The house is quiet now.
My coffee cools as I step onto the front porch. The holiday bunting that has decorated the place since summer is gone now, and I breath deep and sniff the northbound breeze blowing across my cheek. Winds shift suddenly, rustling through ropes of dried leaves and the armloads of Sweet Annie scenting the air.
These days are meant for dreaming, I think, and so I dream and remember the brilliant fall days of yesterdays gone by.
I dream, too, of the bright autumn days and months and years that are yet to come.
And I dream and hope for one more fine fall day; one that is truly meant to last forever.


Thursday, September 11, 2014

The light at the end of the hallway

Big dreams die hard.
We were excited when I qualified for a research trial testing an all-new "smart drug" that would employ genetic therapy to target specific cells and provide an effective blockade against the cancer that has already spread throughout portions of my body.  Unlike the traditional chemotherapy I've been undergoing, the new treatment would give normal cells and systems a break, and hopefully offer a better quality of life by allowing me to feel better much of the time.
The process of qualifying for the trial was a lengthy one, requiring repeated tests and scans, along with enough paperwork to level a redwood forest.
But finally, the waiting was over. The trial would begin with a morning dose of two innocent-looking capsules, along with a daily log that required me to record the every-day details of the experiment. I barely paid attention when they mentioned some of the side effects I might encounter.
The trial started on a Tuesday.
For a few days, everything seemed normal.
Then, suddenly, it didn't.
I'm not going to go into the gory details of why the clinical trial and I didn't end up like a match made in heaven.

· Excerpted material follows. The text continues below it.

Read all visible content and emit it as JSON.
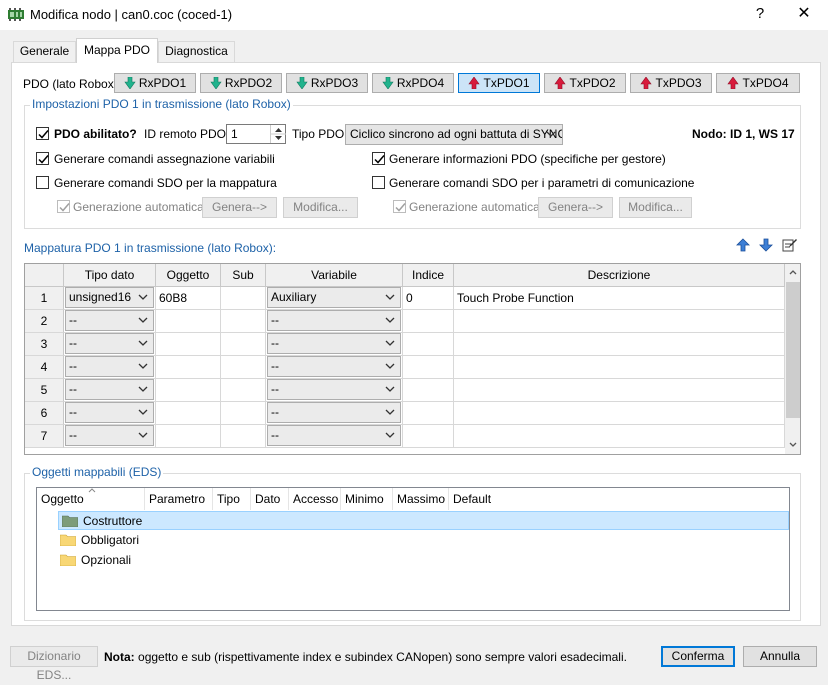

Suffice it to say the side effects were--for me, at least--really, really unpleasant.  They left me pretty beat up, both mentally and physically.
But I gave it my best shot.
The good folks at Northwestern Memorial Hospital in Chicago assure me I'm not out of options quite yet. Once again, they have astounded us with their astonishing combination of genuine kindness and amazing professionalism. So we'll be taking a look at some of those options over the next few weeks and days. And while we're disappointed things didn't work according to plan, it is, most certainly, not the end of the world.
Meanwhile, it's kind of like those doors.
And like that light.
Because we are both, quite definitely, believers that when one door slams shut, another one slowly swings open.
Just as we know that there will always be a soft light gently glowing at the end of the hallway.